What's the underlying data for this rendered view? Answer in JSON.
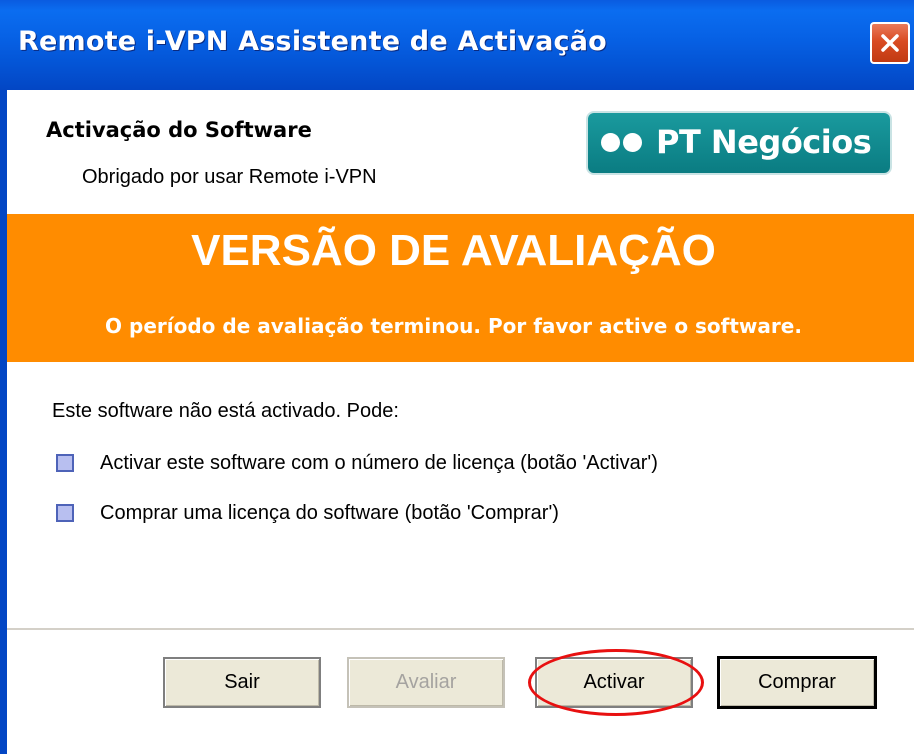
{
  "window": {
    "title": "Remote i-VPN Assistente de Activação"
  },
  "header": {
    "title": "Activação do Software",
    "subtitle": "Obrigado por usar Remote i-VPN",
    "logo_text": "PT Negócios"
  },
  "banner": {
    "title": "VERSÃO DE AVALIAÇÃO",
    "message": "O período de avaliação terminou. Por favor active o software.",
    "color": "#ff8c00"
  },
  "content": {
    "intro": "Este software não está activado. Pode:",
    "options": [
      {
        "label": "Activar este software com o número de licença (botão 'Activar')"
      },
      {
        "label": "Comprar uma licença do software (botão 'Comprar')"
      }
    ]
  },
  "buttons": {
    "sair": "Sair",
    "avaliar": "Avaliar",
    "activar": "Activar",
    "comprar": "Comprar"
  },
  "colors": {
    "titlebar": "#0455d6",
    "highlight": "#e81010"
  }
}
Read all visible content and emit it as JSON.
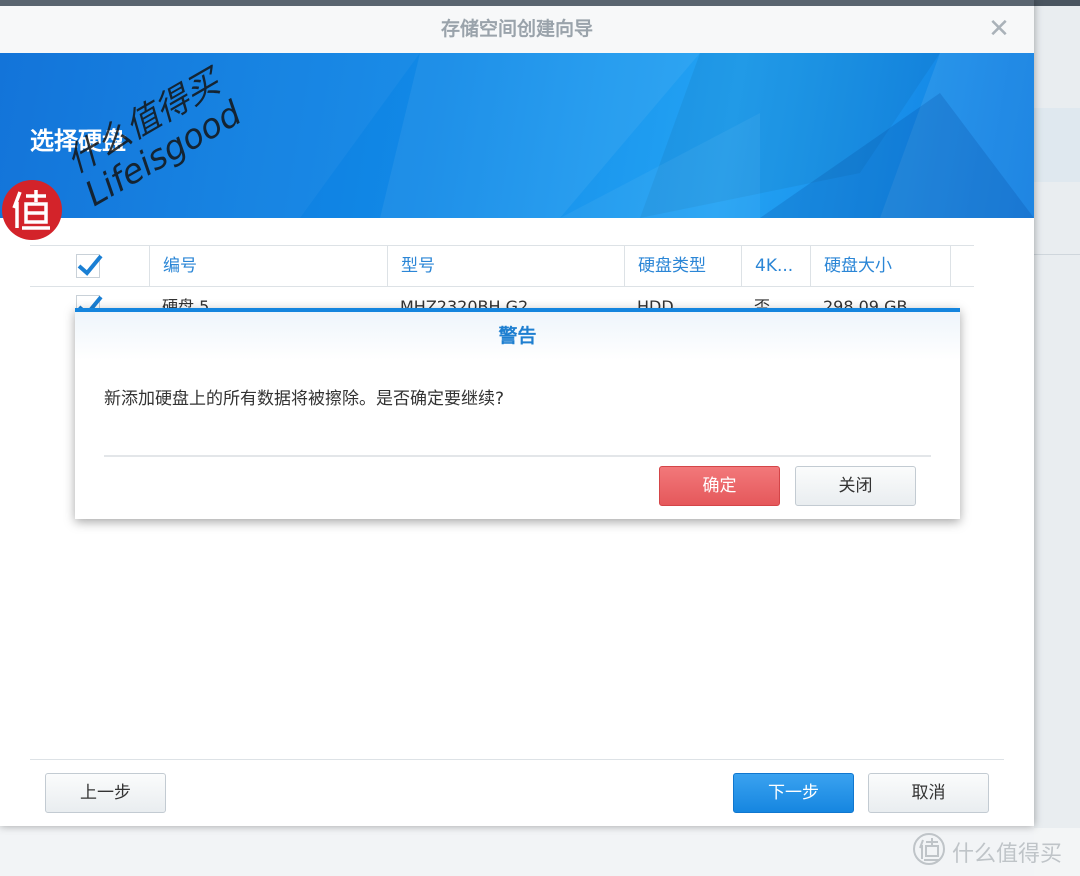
{
  "window": {
    "title": "存储空间创建向导",
    "banner_title": "选择硬盘"
  },
  "table": {
    "columns": [
      "编号",
      "型号",
      "硬盘类型",
      "4K...",
      "硬盘大小"
    ],
    "rows": [
      {
        "checked": true,
        "id": "硬盘 5",
        "model": "MHZ2320BH G2",
        "type": "HDD",
        "fourk": "否",
        "size": "298.09 GB"
      }
    ],
    "header_checked": true
  },
  "footer": {
    "prev_label": "上一步",
    "next_label": "下一步",
    "cancel_label": "取消"
  },
  "dialog": {
    "title": "警告",
    "message": "新添加硬盘上的所有数据将被擦除。是否确定要继续?",
    "confirm_label": "确定",
    "close_label": "关闭"
  },
  "watermark": {
    "line1": "什么值得买",
    "line2": "Lifeisgood",
    "corner": "什么值得买"
  },
  "colors": {
    "accent": "#1485de",
    "banner": "#1188e6",
    "confirm": "#e5585b"
  }
}
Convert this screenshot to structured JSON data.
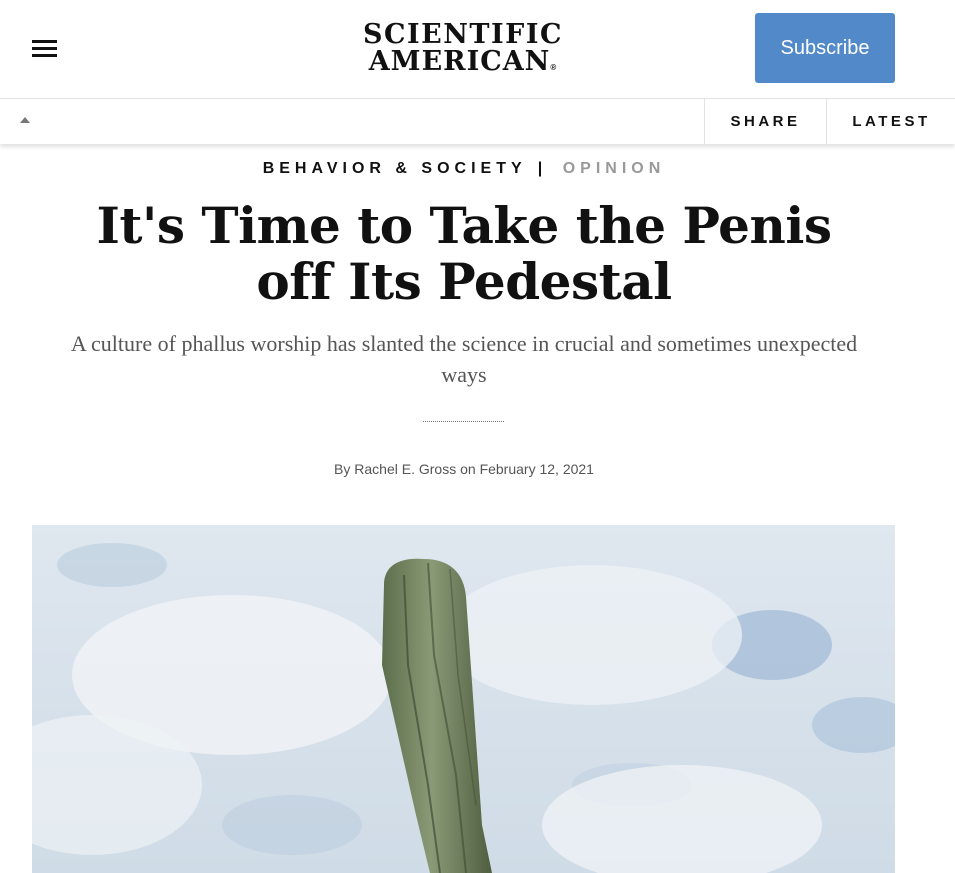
{
  "header": {
    "logo_line1": "SCIENTIFIC",
    "logo_line2": "AMERICAN",
    "logo_reg": "®",
    "subscribe_label": "Subscribe",
    "accent_color": "#5289c8"
  },
  "subbar": {
    "share_label": "SHARE",
    "latest_label": "LATEST"
  },
  "article": {
    "category": "BEHAVIOR & SOCIETY",
    "separator": "|",
    "type": "OPINION",
    "title": "It's Time to Take the Penis off Its Pedestal",
    "dek": "A culture of phallus worship has slanted the science in crucial and sometimes unexpected ways",
    "byline_prefix": "By",
    "author": "Rachel E. Gross",
    "byline_on": "on",
    "date": "February 12, 2021"
  },
  "icons": {
    "menu": "hamburger-menu-icon",
    "collapse": "caret-up-icon"
  }
}
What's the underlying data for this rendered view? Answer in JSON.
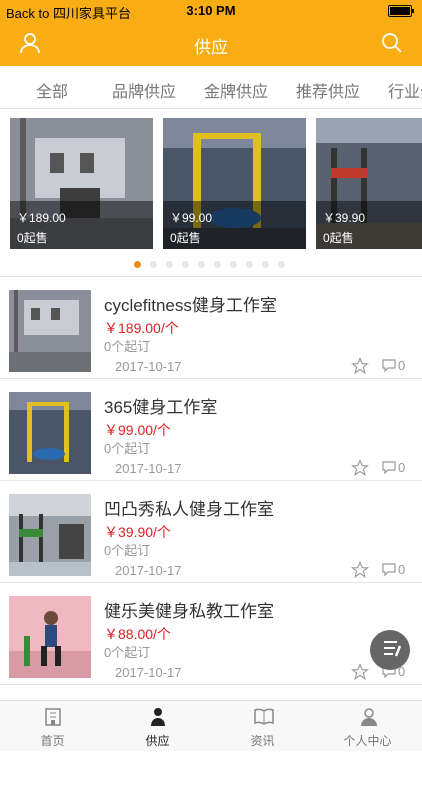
{
  "status_bar": {
    "back_label": "Back to 四川家具平台",
    "time": "3:10 PM"
  },
  "navbar": {
    "title": "供应"
  },
  "tabs": [
    "全部",
    "品牌供应",
    "金牌供应",
    "推荐供应",
    "行业分"
  ],
  "carousel": [
    {
      "price": "￥189.00",
      "moq": "0起售"
    },
    {
      "price": "￥99.00",
      "moq": "0起售"
    },
    {
      "price": "￥39.90",
      "moq": "0起售"
    }
  ],
  "carousel_dots": {
    "count": 10,
    "active_index": 0
  },
  "items": [
    {
      "name": "cyclefitness健身工作室",
      "price": "￥189.00/个",
      "moq": "0个起订",
      "date": "2017-10-17",
      "comments": "0"
    },
    {
      "name": "365健身工作室",
      "price": "￥99.00/个",
      "moq": "0个起订",
      "date": "2017-10-17",
      "comments": "0"
    },
    {
      "name": "凹凸秀私人健身工作室",
      "price": "￥39.90/个",
      "moq": "0个起订",
      "date": "2017-10-17",
      "comments": "0"
    },
    {
      "name": "健乐美健身私教工作室",
      "price": "￥88.00/个",
      "moq": "0个起订",
      "date": "2017-10-17",
      "comments": "0"
    }
  ],
  "bottom_nav": [
    {
      "label": "首页",
      "icon": "home-icon"
    },
    {
      "label": "供应",
      "icon": "supply-icon"
    },
    {
      "label": "资讯",
      "icon": "news-icon"
    },
    {
      "label": "个人中心",
      "icon": "profile-icon"
    }
  ],
  "colors": {
    "brand": "#f9ad14",
    "price": "#e02020",
    "active_dot": "#f08c1d"
  }
}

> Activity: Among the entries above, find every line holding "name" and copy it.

> Solution below:
      "name": "cyclefitness健身工作室",
      "name": "365健身工作室",
      "name": "凹凸秀私人健身工作室",
      "name": "健乐美健身私教工作室",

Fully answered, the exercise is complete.